Tags: Amsterdam, antiques, holocaust, Waterlooplein
Swedish marketing agency Universum has been polling Dutch students on who they want to work for after graduation.
A whopping 12,000 students from 32 universities and polytechnics were asked about their career preferences. Major Dutch companies such as Philips, Shell, KLM, Heineken and Endemol were named, but large American companies such as Google and Apple also made their appearance.
Both law and arts & humanities students named the national government as their preferred employer, followed by Google for the former and KLM for the latter. Business students like KLM and Google the best, engineering and physics students prefer Google, followed by Philips.
Compared to last year, TNO, Coca-Cola, IKEA and De Brauw Blackstone Westbroek failed to make the top 5 in any of the categories.
(Link: ANS, photo by Steven Straiton, some rights reserved)
Tags: Apple, careers, Dutch government, education, Endemol, Google, government, Heineken, higher education, KLM, labour, Philips, shell
The Chinese cosmetics company Perfect has recently sponsored 4,500 of its employees to vacation in the Netherlands, making it the biggest group visit to the country ever, according to Dutch media.
Their entire visit has brought in close to 8 million euro. The Chinese visited places such as the Hoge Veluwe National Park, Roermond outlet centre, the congress centre in Utrecht, and the Mauritshuis museum in The Hague, while having to stay in different cities: Amsterdam, The Hague, Delft, Rotterdam, and Utrecht.

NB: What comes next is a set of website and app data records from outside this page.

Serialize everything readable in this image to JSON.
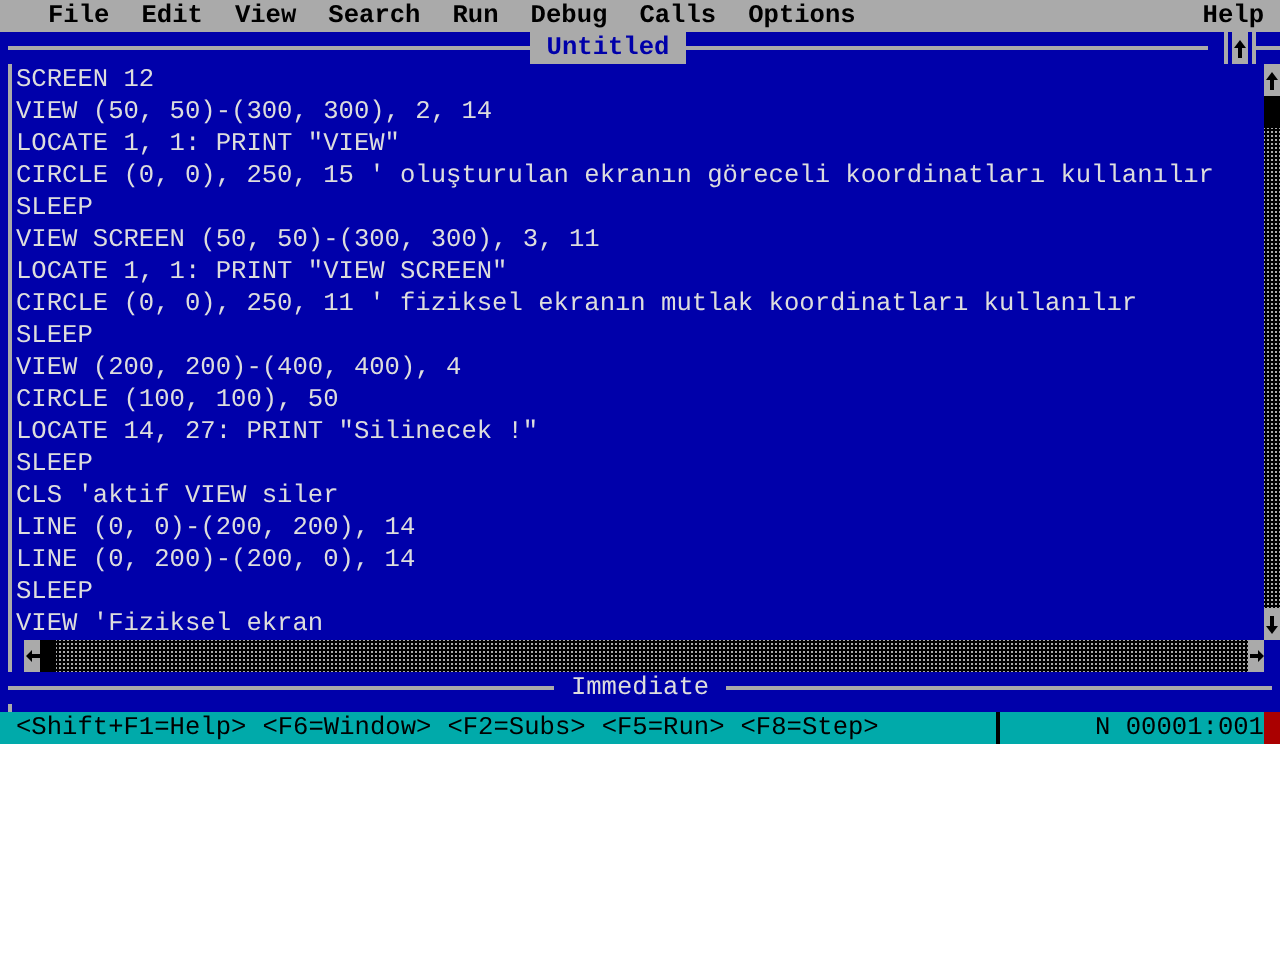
{
  "menu": [
    {
      "label": "File"
    },
    {
      "label": "Edit"
    },
    {
      "label": "View"
    },
    {
      "label": "Search"
    },
    {
      "label": "Run"
    },
    {
      "label": "Debug"
    },
    {
      "label": "Calls"
    },
    {
      "label": "Options"
    },
    {
      "label": "Help",
      "kind": "right"
    }
  ],
  "editor": {
    "title": "Untitled",
    "lines": [
      "SCREEN 12",
      "VIEW (50, 50)-(300, 300), 2, 14",
      "LOCATE 1, 1: PRINT \"VIEW\"",
      "CIRCLE (0, 0), 250, 15 ' oluşturulan ekranın göreceli koordinatları kullanılır",
      "SLEEP",
      "VIEW SCREEN (50, 50)-(300, 300), 3, 11",
      "LOCATE 1, 1: PRINT \"VIEW SCREEN\"",
      "CIRCLE (0, 0), 250, 11 ' fiziksel ekranın mutlak koordinatları kullanılır",
      "SLEEP",
      "VIEW (200, 200)-(400, 400), 4",
      "CIRCLE (100, 100), 50",
      "LOCATE 14, 27: PRINT \"Silinecek !\"",
      "SLEEP",
      "CLS 'aktif VIEW siler",
      "LINE (0, 0)-(200, 200), 14",
      "LINE (0, 200)-(200, 0), 14",
      "SLEEP",
      "VIEW 'Fiziksel ekran"
    ]
  },
  "immediate": {
    "title": "Immediate"
  },
  "status_bar": {
    "hints": [
      "<Shift+F1=Help>",
      "<F6=Window>",
      "<F2=Subs>",
      "<F5=Run>",
      "<F8=Step>"
    ],
    "position": "N 00001:001"
  }
}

Many of them were spotted enjoying Chinese food the most, which could be the typical Chinese-Indonesian food the Dutch usually serve. The group will most probably help attract even more Chinese visitors to the Netherlands with their word of mouth advertising.
Tags: Chinese, tourism
Dutchman Kees Koostra (possibly Jan Kees Koostra) who has been living in Puerto Galera, the Philippines for some time has called his new home town ‘Puerto Basura’ (roughly ‘Puerto Rubbish’) after having posted a picture of the local tourist destination White Beach with “uncollected garbage contained in black plastic bags, with worms crawling on them” on Facebook. Appealing to the local authorities to do something about it, they instead decided to black ball him for his concerns, a move that surprised locals and foreigners alike. Koostra is locally active in tourism and environment-related projects.
Since Koostra’s post, the shorelines of White Beach have been cleaned up by the municipal government. The Puerto Galera Business and Tourism Entrepreneurs Association (PGBTEA) and other groups also expressed their support for Koostra, saying the decision is unfair. “He is a law-abiding citizen and he was just expressing his constructive comments on the present state of the environment of Puerto Galera.”
Koostra has sailed around the world twice in his own yacht. “Out of the 68 countries I travelled, I chose the Philippines to live in permanently. And I chose Puerto Galera to stay,” Koostra said.
Tags: garbage, rubbish, the Philippines
A Dutch court has ordered the University of Amsterdam to pay almost 10,000 euro in damages to a student who failed to register for his first year in 2012.
A technical malfunction of the university’s website on the last day of the registration period caused the student to have to wait a semester before he could start his studies, Parool reports. The student argued in court that the study delay would cause him to enter the job market half a year later than he would have if the registration system had worked properly. Dutch law suggests statutory damages for such delays through a ‘Directive for study delay related damages’.
The university argued that the student should have contacted them to clear things up, but the court wiped that argument off the table, saying the university had aggressively advertised the fact that “no registration = no education” and was therefore not in a position to shift the blame to the student.
Tags: damages, education, statutory damages, University of Amsterdam